One such example of visual search is in the clothing retailer UNIQLO, which uses ViSenze’s Search by Image function to merge the offline and online retail channels. Shoppers take a picture of an item, which is then analysed to find matching products online. Visual search systems are also useful in optimising a retailer’s own operations. By using a visual tagging system, retailers can automatically tag their items with the most appropriate metadata, allowing more effective organisation of items on a website. It also enables features such as search for similar, which will find comparable items based on metadata.

II. Customer analytics and marketing

AI is also uniquely useful in allowing retailers to analyse their customers. As shopping habits have changed, the value of knowing the customer has not diminished, in fact, if anything the value of customer information is far higher. However, shopping is now largely impersonal, which has implications for customer retention

This is also important in the context of changing shopping habits. In North America and Europe, discount retailers have enduring popularity, offering branded goods at low price points. Stagnation in wages and slow economic growth has fuelled this. Retailers that offer goods at high prices need to understand their customers better and target them more effectively, maximising their Average Revenue per User (ARPU).

Knowing their customer allows connected retailers to more effectively handle their relationships with their most important customers. By using analytics systems, retailers can look at a customer’s transaction history and immediately establish patterns which may be related to selling to them. Once these patterns are identified, the business can act on them in the hope of increasing their purchases. This will primarily take the form of specifically targeted marketing, which will attempt to personalise marketing and provide offers that are relevant to the customer, based on their previous purchases or interests. This can increasingly be determined from other sources, such as integration with social media, which has become popular.

In terms of marketing, AI offers great opportunities for designing optimal website layouts and automating A/B testing. Instead of running individual manual tests, testing can be fully automated, with many permutations checked at once. This allows retailers to optimise their marketing strategies on the fly, swiftly making changes that make users more engaged with a retailer’s online content and store

Conclusion

AI clearly has potential in both financial services and retail, across numerous use cases. To date, this potential is more realised in retail than in financial services, as retailers are faster to adapt to new methods of working.

Banks and other financial institutions can be slow to adopt new technologies. There are also fewer regulatory concerns in the retail market. While data protection rules generally mean data must be handled for a specific, justifiable purpose, retailers are used to collecting and handling data for loyalty schemes. This loyalty scheme data can then be analysed by AI, adding an extra layer of value to existing data sets. This is now even more valuable, given the fact that many retailers are omnichannel, so many schemes cover online and offline channels.

In contrast in financial services, there are massively complicated regulatory frameworks which are delaying innovation, meaning that AI will be restricted to a largely advisory role. The creation of more explainable and transparent AI systems will accelerate AI innovation in financial services.

This report first featured on The Evolving Enterprise.

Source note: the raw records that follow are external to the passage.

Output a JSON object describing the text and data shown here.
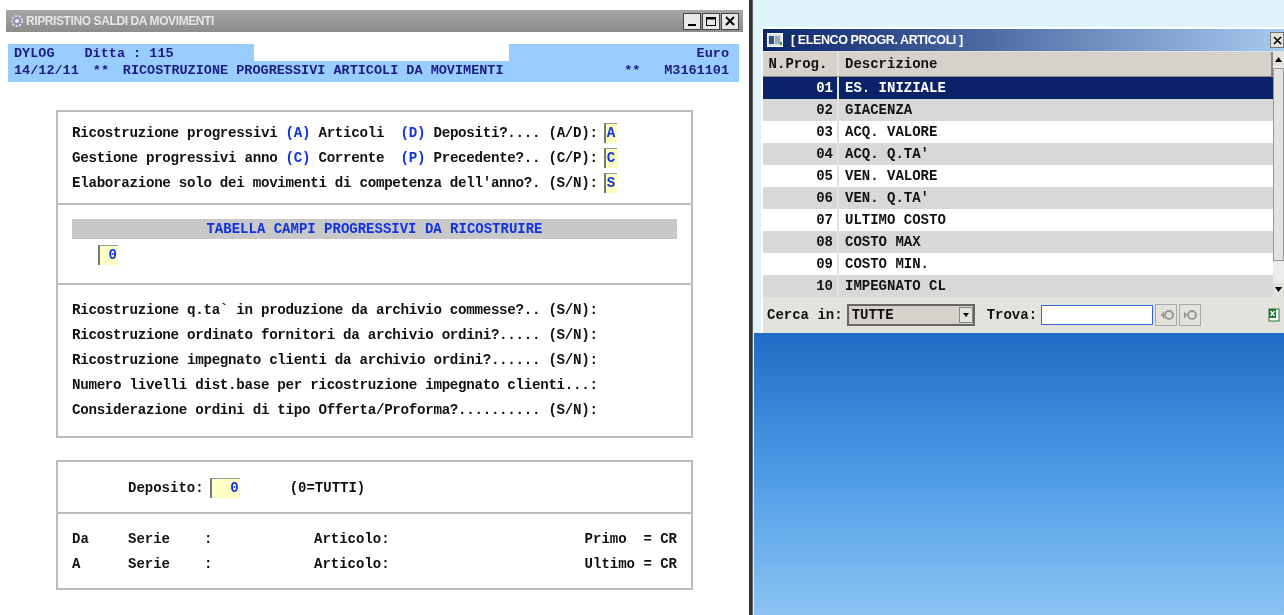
{
  "window": {
    "title": "RIPRISTINO SALDI DA MOVIMENTI"
  },
  "header": {
    "company": "DYLOG",
    "ditta": "Ditta :  115",
    "currency": "Euro",
    "date": "14/12/11",
    "mark_left": "**",
    "title": "RICOSTRUZIONE PROGRESSIVI ARTICOLI DA MOVIMENTI",
    "mark_right": "**",
    "code": "M3161101"
  },
  "options": [
    {
      "segments": [
        {
          "text": "Ricostruzione progressivi ",
          "highlight": false
        },
        {
          "text": "(A)",
          "highlight": true
        },
        {
          "text": " Articoli  ",
          "highlight": false
        },
        {
          "text": "(D)",
          "highlight": true
        },
        {
          "text": " Depositi?.... (A/D):",
          "highlight": false
        }
      ],
      "value": "A"
    },
    {
      "segments": [
        {
          "text": "Gestione progressivi anno ",
          "highlight": false
        },
        {
          "text": "(C)",
          "highlight": true
        },
        {
          "text": " Corrente  ",
          "highlight": false
        },
        {
          "text": "(P)",
          "highlight": true
        },
        {
          "text": " Precedente?.. (C/P):",
          "highlight": false
        }
      ],
      "value": "C"
    },
    {
      "segments": [
        {
          "text": "Elaborazione solo dei movimenti di competenza dell'anno?. (S/N):",
          "highlight": false
        }
      ],
      "value": "S"
    }
  ],
  "table_section": {
    "heading": "TABELLA CAMPI PROGRESSIVI DA RICOSTRUIRE",
    "value": "0"
  },
  "questions": [
    "Ricostruzione q.ta` in produzione da archivio commesse?.. (S/N):",
    "Ricostruzione ordinato fornitori da archivio ordini?..... (S/N):",
    "Ricostruzione impegnato clienti da archivio ordini?...... (S/N):",
    "Numero livelli dist.base per ricostruzione impegnato clienti...:",
    "Considerazione ordini di tipo Offerta/Proforma?.......... (S/N):"
  ],
  "deposito": {
    "label": "Deposito:",
    "value": "0",
    "hint": "(0=TUTTI)"
  },
  "range": [
    {
      "from": "Da",
      "serie": "Serie",
      "colon": ":",
      "articolo": "Articolo:",
      "note": "Primo  = CR"
    },
    {
      "from": "A",
      "serie": "Serie",
      "colon": ":",
      "articolo": "Articolo:",
      "note": "Ultimo = CR"
    }
  ],
  "dialog": {
    "title": "[ ELENCO PROGR. ARTICOLI ]",
    "columns": [
      "N.Prog.",
      "Descrizione"
    ],
    "rows": [
      {
        "num": "01",
        "desc": "ES. INIZIALE",
        "selected": true
      },
      {
        "num": "02",
        "desc": "GIACENZA",
        "selected": false
      },
      {
        "num": "03",
        "desc": "ACQ. VALORE",
        "selected": false
      },
      {
        "num": "04",
        "desc": "ACQ. Q.TA'",
        "selected": false
      },
      {
        "num": "05",
        "desc": "VEN. VALORE",
        "selected": false
      },
      {
        "num": "06",
        "desc": "VEN. Q.TA'",
        "selected": false
      },
      {
        "num": "07",
        "desc": "ULTIMO COSTO",
        "selected": false
      },
      {
        "num": "08",
        "desc": "COSTO MAX",
        "selected": false
      },
      {
        "num": "09",
        "desc": "COSTO MIN.",
        "selected": false
      },
      {
        "num": "10",
        "desc": "IMPEGNATO CL",
        "selected": false
      }
    ],
    "search_in_label": "Cerca in:",
    "search_in_value": "TUTTE",
    "find_label": "Trova:"
  }
}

Subscribe here for exclusive access to the top Digital Transformation reports. 

By continuing to use the site, you agree to the use of cookies. more information

The cookie settings on this website are set to "allow cookies" to give you the best browsing experience possible. If you continue to use this website without changing your cookie settings or you click "Accept" below then you are consenting to this.

Close